Maggie loves seeing children having fun on her creations. During orange season you can pick your own, and there is a picnic area.

Next on her list are pedal cars for kids to ride on roads she will create.

She hosts birthday parties for children, and other family celebrations.

“I’m constantly adding to it. I want to make a monster tunnel and where kids can go through — little bit scary but not too scary.”

The garden is just 20 minutes from Whakatane.

Make a day of it and take your togs to visit Awakeri Hot Springs just down the road.

Call Maggie on 027 272 9828 to make a booking to visit this extremely fun garden in Whakatane.

THE SECRET GARDEN: Maggie Fenton (left), and Maria Hyland (right) with Maria’s granddaughter Olive Bunbury (left), and Sylvie Whitworth, at the entrance to Maggie’s Funtastic Garden’s Western Town. Pictures by Sophie Rishworth
REMEMBER THIS CAR?: Olive Bunbury and Sylvie Whitworth sit in an old-school car that only their parents remember — it’s a copy of The Flintstones’ car from the popular TV cartoon originally broadcast in the 1960s. The Flintstones was the most financially successful and longest-running network animated television series for three decades, until The Simpsons, which debuted in late 1989, overtook it.
TINY VILLAGE: The fairy houses were individually made with love by Maggie Fenton.
LAND AHOY: The pirate ship is a very popular attraction.

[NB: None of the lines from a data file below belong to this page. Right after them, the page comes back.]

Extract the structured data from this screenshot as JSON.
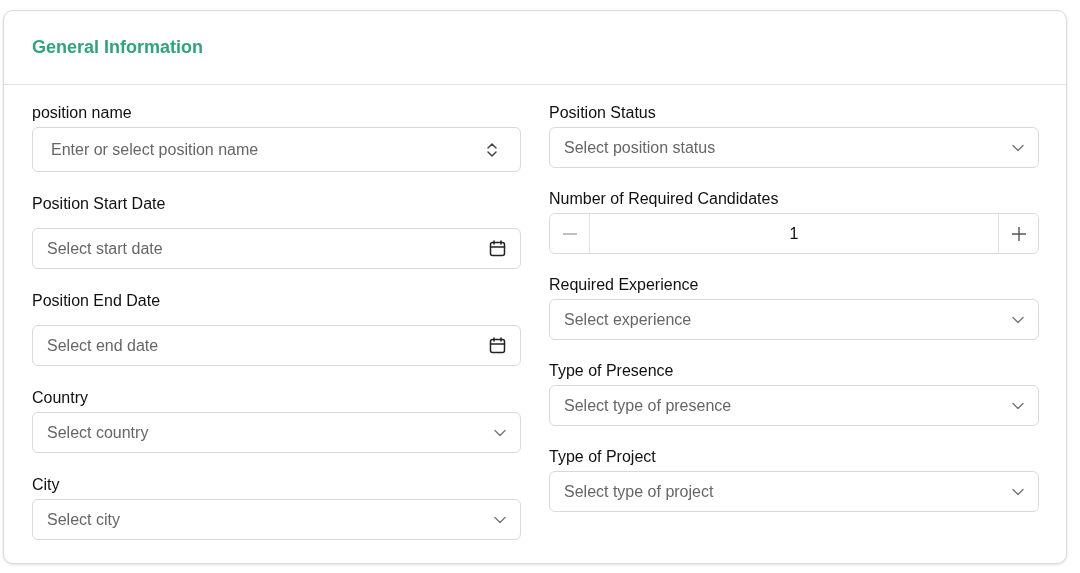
{
  "section": {
    "title": "General Information"
  },
  "columns": [
    {
      "fields": [
        {
          "kind": "combobox",
          "label": "position name",
          "placeholder": "Enter or select position name"
        },
        {
          "kind": "date",
          "label": "Position Start Date",
          "placeholder": "Select start date"
        },
        {
          "kind": "date",
          "label": "Position End Date",
          "placeholder": "Select end date"
        },
        {
          "kind": "select",
          "label": "Country",
          "placeholder": "Select country"
        },
        {
          "kind": "select",
          "label": "City",
          "placeholder": "Select city"
        }
      ]
    },
    {
      "fields": [
        {
          "kind": "select",
          "label": "Position Status",
          "placeholder": "Select position status"
        },
        {
          "kind": "stepper",
          "label": "Number of Required Candidates",
          "value": "1"
        },
        {
          "kind": "select",
          "label": "Required Experience",
          "placeholder": "Select experience"
        },
        {
          "kind": "select",
          "label": "Type of Presence",
          "placeholder": "Select type of presence"
        },
        {
          "kind": "select",
          "label": "Type of Project",
          "placeholder": "Select type of project"
        }
      ]
    }
  ]
}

It was built by Maggie and has stashes of gold, and a plank.
VROOOM: In a nod to Maggie’s past as a pilot, a two-seater plane was built in the perfect size for kids to hop in and “fly”.